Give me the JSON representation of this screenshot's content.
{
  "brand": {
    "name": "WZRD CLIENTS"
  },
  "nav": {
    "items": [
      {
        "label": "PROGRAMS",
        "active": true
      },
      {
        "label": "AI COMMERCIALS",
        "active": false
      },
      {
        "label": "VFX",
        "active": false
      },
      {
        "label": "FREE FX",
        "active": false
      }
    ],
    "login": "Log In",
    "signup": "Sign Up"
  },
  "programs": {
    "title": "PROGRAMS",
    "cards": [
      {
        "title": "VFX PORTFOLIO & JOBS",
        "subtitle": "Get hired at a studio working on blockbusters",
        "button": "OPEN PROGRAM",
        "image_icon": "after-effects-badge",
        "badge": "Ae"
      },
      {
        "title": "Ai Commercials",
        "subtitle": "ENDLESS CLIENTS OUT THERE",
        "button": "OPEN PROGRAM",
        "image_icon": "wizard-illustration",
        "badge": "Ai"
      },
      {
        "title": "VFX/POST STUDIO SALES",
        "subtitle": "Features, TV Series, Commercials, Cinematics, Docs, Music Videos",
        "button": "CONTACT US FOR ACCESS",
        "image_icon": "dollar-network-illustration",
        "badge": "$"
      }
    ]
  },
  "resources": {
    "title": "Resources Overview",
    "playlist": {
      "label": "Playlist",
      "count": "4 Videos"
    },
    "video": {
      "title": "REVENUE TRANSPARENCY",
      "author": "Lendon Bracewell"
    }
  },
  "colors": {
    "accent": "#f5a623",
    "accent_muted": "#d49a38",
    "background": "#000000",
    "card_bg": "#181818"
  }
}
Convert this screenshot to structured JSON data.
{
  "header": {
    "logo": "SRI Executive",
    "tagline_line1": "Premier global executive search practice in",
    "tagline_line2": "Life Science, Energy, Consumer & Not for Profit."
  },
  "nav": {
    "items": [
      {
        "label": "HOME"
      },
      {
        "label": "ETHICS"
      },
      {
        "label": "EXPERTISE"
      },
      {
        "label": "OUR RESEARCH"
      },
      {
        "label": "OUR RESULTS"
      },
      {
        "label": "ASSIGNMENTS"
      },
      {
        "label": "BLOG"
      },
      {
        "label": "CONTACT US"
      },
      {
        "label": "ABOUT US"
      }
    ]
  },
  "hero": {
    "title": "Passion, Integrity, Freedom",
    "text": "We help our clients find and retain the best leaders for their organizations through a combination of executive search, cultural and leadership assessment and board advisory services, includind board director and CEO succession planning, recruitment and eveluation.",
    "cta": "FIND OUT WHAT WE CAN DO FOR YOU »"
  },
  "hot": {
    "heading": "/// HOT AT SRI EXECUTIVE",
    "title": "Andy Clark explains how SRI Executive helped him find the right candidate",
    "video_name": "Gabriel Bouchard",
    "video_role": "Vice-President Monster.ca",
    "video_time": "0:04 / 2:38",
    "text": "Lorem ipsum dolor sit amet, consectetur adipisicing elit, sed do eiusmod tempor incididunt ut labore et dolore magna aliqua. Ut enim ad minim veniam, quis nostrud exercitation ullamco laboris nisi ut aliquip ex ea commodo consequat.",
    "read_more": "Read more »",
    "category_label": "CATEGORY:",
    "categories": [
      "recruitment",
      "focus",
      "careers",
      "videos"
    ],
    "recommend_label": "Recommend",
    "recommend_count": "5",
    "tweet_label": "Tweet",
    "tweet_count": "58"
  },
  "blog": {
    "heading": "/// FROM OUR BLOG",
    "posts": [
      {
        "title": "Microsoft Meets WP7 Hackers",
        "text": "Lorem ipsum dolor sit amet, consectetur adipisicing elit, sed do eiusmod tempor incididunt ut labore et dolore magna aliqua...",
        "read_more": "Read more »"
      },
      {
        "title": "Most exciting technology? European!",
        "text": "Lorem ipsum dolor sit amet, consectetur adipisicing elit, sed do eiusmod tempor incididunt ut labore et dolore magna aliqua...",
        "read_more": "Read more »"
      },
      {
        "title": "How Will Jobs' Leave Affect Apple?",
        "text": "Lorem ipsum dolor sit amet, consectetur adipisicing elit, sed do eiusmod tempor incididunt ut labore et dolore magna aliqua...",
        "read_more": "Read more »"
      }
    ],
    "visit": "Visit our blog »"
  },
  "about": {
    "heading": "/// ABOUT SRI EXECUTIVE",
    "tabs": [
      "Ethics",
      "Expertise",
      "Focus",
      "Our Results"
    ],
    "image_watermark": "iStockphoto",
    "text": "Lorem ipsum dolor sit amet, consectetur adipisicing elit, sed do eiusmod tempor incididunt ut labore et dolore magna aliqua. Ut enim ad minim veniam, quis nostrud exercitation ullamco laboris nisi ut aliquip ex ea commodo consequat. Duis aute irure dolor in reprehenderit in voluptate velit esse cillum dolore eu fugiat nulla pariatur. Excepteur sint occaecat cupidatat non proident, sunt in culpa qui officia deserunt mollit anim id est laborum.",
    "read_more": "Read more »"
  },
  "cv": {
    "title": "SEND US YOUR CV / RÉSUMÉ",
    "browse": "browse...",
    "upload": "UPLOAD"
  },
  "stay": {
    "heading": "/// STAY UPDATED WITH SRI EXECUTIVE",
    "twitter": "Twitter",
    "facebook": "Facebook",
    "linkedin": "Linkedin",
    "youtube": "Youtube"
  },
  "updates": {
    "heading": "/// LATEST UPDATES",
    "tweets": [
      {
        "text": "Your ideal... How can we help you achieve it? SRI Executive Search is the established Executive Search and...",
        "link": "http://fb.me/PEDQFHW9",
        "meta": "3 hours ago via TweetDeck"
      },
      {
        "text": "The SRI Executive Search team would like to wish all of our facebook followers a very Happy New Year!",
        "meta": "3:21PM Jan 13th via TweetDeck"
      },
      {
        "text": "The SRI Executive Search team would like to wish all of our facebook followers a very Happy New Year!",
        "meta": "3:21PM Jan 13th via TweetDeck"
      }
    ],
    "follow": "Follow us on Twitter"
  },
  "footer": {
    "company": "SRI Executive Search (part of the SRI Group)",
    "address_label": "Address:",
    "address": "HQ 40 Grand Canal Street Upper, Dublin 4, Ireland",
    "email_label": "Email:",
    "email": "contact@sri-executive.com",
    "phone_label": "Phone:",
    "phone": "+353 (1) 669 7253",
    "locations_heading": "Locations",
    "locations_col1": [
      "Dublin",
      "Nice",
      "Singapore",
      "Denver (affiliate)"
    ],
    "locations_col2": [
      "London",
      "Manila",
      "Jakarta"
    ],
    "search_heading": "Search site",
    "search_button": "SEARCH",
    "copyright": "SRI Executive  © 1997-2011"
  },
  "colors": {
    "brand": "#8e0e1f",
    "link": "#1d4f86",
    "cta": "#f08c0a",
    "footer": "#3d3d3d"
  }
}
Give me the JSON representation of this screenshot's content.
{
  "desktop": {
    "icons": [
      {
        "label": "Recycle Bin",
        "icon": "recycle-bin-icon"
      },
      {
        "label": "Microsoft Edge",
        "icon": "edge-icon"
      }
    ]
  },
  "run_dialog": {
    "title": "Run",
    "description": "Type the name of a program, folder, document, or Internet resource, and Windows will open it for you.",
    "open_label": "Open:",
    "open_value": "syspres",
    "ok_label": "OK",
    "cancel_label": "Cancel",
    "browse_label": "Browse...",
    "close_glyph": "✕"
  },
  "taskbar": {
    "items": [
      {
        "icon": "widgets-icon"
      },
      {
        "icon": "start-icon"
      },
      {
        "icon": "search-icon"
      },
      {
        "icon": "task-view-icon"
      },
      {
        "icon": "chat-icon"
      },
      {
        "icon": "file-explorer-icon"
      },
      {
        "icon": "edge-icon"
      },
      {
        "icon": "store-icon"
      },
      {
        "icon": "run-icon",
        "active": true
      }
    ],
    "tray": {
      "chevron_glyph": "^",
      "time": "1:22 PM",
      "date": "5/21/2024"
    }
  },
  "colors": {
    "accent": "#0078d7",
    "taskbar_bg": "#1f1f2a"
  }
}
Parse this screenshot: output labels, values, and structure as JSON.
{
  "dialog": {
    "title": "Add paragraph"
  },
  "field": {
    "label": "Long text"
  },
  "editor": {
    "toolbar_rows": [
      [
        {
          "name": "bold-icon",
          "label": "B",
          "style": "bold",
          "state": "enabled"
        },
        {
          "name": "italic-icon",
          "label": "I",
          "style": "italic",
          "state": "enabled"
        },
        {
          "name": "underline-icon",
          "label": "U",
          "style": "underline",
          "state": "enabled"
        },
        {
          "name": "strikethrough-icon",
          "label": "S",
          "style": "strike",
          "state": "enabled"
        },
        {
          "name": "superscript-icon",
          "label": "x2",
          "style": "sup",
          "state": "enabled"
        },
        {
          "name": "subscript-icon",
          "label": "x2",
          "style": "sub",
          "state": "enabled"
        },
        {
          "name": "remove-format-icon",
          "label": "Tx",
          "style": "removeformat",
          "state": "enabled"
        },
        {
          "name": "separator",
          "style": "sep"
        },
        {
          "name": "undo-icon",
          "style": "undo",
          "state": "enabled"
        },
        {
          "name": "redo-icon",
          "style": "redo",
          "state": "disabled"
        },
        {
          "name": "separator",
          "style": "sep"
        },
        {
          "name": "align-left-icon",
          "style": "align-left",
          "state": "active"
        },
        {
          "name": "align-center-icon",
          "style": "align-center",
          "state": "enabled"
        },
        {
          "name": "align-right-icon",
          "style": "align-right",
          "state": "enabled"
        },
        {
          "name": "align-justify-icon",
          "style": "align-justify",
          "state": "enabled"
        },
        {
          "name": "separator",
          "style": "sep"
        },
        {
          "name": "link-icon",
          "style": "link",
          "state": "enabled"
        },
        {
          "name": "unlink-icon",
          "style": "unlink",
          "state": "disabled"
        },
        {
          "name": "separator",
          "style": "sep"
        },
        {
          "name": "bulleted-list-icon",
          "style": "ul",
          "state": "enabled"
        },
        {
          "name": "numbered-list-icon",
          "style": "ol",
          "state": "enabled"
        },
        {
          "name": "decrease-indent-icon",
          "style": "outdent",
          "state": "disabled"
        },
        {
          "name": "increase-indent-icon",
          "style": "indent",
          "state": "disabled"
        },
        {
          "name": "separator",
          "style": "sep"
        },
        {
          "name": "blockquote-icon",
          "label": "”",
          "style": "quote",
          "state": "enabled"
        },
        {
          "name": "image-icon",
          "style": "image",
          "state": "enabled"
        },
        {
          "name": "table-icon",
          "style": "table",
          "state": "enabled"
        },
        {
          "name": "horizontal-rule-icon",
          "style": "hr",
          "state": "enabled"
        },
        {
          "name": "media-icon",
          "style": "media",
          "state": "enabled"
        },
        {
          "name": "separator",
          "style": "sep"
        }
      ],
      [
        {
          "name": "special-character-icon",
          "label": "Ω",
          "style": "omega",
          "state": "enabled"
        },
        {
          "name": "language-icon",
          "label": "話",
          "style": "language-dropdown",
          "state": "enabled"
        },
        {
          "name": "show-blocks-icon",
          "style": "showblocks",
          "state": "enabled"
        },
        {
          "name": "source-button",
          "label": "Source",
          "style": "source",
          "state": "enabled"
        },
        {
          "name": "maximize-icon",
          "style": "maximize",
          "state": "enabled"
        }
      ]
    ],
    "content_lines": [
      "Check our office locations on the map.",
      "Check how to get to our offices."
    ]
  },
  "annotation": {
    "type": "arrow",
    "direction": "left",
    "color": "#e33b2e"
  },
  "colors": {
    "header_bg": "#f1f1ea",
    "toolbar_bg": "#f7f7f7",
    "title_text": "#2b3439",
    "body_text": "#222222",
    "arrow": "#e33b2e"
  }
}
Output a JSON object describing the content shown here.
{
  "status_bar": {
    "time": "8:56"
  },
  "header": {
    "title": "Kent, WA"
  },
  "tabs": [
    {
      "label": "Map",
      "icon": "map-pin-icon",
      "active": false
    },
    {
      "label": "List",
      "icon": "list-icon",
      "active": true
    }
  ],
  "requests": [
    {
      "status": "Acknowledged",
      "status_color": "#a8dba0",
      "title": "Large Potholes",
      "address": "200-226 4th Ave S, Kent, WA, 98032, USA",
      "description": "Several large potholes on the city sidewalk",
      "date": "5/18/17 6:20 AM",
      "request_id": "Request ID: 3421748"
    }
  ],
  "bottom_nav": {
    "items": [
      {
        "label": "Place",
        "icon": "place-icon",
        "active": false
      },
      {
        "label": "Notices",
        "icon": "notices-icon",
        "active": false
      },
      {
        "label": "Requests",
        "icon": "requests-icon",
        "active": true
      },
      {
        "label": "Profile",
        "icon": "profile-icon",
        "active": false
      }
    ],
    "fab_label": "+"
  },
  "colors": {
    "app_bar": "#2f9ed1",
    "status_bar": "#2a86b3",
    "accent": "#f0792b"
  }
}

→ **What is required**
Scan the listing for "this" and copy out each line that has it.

→ **Expected output**
Give me the JSON representation of this screenshot's content.
Convert this screenshot to structured JSON data.
Give me the JSON representation of this screenshot's content.
Parse this screenshot: output labels, values, and structure as JSON.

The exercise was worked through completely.